(Element data from apps and pages)
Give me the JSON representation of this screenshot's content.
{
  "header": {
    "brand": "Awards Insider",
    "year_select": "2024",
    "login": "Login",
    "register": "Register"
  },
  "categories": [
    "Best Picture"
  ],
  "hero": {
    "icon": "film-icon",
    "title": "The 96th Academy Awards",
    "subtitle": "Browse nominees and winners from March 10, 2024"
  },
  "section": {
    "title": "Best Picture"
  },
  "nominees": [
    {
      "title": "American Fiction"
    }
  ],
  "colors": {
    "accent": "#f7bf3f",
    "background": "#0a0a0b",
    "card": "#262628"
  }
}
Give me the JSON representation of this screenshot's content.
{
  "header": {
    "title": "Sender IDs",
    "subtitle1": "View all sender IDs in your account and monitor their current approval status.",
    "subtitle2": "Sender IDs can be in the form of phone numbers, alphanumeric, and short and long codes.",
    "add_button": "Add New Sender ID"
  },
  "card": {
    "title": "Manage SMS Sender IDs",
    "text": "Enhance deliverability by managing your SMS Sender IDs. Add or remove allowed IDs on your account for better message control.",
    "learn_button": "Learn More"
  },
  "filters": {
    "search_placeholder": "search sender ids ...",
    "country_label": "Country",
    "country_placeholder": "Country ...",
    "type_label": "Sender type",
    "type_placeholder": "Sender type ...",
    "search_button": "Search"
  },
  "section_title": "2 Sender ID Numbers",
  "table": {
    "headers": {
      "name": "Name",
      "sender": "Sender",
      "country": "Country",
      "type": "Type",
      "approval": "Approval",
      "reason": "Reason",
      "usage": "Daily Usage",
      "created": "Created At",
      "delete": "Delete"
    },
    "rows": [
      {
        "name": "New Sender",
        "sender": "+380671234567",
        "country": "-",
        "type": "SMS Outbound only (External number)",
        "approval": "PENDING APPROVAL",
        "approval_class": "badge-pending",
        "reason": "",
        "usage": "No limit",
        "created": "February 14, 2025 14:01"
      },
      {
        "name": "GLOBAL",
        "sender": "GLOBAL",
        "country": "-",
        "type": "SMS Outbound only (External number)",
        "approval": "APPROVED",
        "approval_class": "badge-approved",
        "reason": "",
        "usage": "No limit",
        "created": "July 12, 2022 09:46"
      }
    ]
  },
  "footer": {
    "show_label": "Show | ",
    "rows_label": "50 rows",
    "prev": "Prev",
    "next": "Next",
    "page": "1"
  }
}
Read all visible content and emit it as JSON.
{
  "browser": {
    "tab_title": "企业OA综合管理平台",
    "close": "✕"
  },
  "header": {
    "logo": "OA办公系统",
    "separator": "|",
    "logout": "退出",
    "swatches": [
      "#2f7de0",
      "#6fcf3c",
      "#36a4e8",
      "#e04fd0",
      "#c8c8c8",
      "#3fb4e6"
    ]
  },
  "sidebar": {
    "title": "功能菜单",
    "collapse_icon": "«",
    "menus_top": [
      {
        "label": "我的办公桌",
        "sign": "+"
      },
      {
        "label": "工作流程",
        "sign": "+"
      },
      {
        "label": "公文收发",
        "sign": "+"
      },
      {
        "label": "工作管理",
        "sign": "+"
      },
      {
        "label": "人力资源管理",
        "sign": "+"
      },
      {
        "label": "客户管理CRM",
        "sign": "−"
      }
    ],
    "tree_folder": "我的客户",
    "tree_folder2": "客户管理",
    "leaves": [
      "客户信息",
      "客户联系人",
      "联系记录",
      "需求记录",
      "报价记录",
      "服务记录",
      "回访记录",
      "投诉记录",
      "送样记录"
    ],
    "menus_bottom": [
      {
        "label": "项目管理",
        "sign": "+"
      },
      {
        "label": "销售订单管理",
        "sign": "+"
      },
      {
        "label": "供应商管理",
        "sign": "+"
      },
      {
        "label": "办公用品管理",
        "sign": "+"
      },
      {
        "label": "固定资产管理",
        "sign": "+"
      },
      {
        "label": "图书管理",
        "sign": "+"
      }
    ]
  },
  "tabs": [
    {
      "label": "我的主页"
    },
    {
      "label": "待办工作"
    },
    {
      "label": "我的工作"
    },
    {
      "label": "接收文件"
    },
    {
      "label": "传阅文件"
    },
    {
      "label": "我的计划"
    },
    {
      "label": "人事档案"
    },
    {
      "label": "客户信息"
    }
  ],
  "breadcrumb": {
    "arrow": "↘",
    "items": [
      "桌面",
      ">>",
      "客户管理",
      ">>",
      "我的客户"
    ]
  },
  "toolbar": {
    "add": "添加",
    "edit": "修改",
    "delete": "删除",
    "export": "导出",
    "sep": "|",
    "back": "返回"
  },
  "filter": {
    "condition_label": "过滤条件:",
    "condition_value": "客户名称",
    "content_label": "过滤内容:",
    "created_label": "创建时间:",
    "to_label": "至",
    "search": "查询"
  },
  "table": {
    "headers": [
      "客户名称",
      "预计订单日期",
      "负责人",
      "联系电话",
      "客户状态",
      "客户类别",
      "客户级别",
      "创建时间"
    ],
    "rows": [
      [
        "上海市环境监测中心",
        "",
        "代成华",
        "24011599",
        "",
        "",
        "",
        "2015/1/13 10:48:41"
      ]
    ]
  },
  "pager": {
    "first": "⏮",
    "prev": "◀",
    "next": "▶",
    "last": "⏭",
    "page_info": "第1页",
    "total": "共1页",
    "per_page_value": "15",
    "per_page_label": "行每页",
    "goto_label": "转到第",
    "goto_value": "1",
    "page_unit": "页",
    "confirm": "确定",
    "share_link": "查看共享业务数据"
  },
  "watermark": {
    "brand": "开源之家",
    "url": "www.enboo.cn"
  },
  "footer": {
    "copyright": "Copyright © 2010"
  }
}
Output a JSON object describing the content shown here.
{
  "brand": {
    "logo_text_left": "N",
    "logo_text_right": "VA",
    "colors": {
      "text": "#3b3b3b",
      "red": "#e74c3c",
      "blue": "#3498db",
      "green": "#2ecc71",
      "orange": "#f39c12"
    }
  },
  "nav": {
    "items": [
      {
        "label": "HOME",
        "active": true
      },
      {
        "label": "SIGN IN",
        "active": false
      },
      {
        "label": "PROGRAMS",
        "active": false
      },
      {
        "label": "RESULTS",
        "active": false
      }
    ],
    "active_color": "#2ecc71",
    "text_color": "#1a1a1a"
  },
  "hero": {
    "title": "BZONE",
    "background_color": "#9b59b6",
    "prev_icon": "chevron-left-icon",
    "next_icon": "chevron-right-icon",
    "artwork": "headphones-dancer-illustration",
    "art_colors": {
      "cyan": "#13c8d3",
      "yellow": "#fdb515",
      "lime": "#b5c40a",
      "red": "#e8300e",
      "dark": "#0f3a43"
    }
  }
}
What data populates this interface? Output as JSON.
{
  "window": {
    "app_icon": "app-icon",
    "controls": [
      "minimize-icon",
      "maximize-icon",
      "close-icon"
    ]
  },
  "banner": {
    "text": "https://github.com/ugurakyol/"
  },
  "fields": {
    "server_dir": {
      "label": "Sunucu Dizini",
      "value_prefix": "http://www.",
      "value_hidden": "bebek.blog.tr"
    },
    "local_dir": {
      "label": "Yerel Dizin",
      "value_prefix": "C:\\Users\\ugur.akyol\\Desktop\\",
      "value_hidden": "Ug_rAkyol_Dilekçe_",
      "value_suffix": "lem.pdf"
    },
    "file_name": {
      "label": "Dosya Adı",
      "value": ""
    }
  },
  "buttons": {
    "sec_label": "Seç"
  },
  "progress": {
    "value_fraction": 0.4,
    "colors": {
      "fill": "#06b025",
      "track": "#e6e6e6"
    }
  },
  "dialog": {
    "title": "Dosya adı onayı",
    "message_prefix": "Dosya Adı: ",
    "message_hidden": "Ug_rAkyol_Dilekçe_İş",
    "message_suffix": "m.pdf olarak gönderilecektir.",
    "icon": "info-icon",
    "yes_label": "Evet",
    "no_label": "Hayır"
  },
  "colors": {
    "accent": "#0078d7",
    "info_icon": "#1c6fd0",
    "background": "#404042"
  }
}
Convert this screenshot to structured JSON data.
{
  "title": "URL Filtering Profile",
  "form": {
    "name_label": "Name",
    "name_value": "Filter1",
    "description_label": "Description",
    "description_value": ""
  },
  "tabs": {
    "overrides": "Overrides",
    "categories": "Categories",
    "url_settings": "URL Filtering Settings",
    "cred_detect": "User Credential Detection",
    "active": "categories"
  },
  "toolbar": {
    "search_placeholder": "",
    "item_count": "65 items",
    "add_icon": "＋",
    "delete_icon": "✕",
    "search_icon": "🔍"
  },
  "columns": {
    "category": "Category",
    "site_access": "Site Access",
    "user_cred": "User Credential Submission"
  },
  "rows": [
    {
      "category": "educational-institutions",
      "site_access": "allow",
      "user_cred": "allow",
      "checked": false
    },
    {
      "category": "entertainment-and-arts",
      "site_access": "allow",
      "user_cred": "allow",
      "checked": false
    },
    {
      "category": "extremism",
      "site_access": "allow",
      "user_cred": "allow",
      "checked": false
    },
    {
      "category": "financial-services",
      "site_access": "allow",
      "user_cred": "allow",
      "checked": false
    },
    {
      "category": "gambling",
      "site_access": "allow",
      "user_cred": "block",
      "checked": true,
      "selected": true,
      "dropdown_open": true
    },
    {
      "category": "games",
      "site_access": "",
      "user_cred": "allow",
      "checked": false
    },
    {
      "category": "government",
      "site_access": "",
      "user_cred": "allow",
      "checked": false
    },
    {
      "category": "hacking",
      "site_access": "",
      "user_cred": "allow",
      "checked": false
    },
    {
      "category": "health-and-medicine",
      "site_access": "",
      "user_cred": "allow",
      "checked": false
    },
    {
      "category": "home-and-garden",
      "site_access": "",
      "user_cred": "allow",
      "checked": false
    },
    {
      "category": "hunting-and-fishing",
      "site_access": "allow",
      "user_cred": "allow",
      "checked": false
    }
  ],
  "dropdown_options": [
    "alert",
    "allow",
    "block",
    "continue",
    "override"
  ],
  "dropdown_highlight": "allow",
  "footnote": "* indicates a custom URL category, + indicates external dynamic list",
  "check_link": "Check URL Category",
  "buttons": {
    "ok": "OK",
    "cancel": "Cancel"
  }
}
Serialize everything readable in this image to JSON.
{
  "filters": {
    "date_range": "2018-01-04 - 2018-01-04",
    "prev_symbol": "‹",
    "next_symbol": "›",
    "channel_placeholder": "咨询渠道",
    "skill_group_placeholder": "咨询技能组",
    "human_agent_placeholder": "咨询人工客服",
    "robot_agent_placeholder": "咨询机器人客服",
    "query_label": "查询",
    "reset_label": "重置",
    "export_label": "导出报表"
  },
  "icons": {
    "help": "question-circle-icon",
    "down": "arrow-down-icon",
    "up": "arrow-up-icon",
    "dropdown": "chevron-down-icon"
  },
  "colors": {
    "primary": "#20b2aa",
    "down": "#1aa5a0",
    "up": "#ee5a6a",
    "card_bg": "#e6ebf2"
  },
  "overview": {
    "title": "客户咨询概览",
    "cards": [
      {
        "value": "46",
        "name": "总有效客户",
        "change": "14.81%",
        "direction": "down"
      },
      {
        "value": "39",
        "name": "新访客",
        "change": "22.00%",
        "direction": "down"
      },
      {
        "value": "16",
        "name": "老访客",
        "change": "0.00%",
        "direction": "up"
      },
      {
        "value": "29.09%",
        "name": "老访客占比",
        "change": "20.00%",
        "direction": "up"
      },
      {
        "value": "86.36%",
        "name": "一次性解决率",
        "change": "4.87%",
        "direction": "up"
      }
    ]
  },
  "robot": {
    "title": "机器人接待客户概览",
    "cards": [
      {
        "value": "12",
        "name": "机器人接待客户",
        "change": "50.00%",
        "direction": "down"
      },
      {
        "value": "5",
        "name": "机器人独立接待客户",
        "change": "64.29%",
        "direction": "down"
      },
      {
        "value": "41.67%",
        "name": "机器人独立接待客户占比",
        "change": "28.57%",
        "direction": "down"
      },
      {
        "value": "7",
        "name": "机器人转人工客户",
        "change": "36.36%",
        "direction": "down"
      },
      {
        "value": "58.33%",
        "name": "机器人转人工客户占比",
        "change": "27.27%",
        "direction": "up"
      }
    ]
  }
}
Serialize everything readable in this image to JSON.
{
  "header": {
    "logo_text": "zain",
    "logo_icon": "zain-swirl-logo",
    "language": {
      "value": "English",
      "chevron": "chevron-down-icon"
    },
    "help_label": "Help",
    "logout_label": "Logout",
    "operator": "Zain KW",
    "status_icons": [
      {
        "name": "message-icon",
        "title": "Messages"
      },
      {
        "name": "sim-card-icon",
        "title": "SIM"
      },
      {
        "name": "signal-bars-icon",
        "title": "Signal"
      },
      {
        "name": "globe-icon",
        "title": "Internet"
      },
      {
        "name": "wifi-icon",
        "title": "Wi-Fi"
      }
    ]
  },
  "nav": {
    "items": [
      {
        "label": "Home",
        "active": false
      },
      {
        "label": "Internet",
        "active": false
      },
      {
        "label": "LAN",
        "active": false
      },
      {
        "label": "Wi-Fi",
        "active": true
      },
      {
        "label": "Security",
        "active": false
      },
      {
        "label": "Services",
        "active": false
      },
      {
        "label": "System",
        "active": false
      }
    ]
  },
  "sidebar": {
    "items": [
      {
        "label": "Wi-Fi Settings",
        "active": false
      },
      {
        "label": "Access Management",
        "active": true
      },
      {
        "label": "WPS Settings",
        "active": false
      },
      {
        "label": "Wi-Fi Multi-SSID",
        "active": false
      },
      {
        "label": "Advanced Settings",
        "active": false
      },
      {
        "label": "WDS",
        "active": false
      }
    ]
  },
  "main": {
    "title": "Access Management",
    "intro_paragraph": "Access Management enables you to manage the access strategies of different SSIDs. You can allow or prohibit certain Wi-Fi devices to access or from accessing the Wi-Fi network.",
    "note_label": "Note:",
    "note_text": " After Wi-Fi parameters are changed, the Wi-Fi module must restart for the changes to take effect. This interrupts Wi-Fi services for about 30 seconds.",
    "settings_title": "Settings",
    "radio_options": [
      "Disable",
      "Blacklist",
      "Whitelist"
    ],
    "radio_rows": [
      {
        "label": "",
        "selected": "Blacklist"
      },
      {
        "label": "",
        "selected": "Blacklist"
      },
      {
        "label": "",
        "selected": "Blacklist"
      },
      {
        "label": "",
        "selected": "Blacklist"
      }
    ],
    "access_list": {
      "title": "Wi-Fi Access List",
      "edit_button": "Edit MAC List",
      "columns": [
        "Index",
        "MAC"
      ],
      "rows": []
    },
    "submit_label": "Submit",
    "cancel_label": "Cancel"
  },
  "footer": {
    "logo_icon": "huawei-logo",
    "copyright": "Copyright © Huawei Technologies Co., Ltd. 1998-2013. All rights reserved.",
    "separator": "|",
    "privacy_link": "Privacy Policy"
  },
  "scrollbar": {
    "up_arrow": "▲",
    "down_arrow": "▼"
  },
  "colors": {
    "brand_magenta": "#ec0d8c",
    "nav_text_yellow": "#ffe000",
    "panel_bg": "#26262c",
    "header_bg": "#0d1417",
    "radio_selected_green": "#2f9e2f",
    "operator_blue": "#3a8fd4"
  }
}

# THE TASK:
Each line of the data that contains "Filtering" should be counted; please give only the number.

# PROBLEM SOLUTION:
2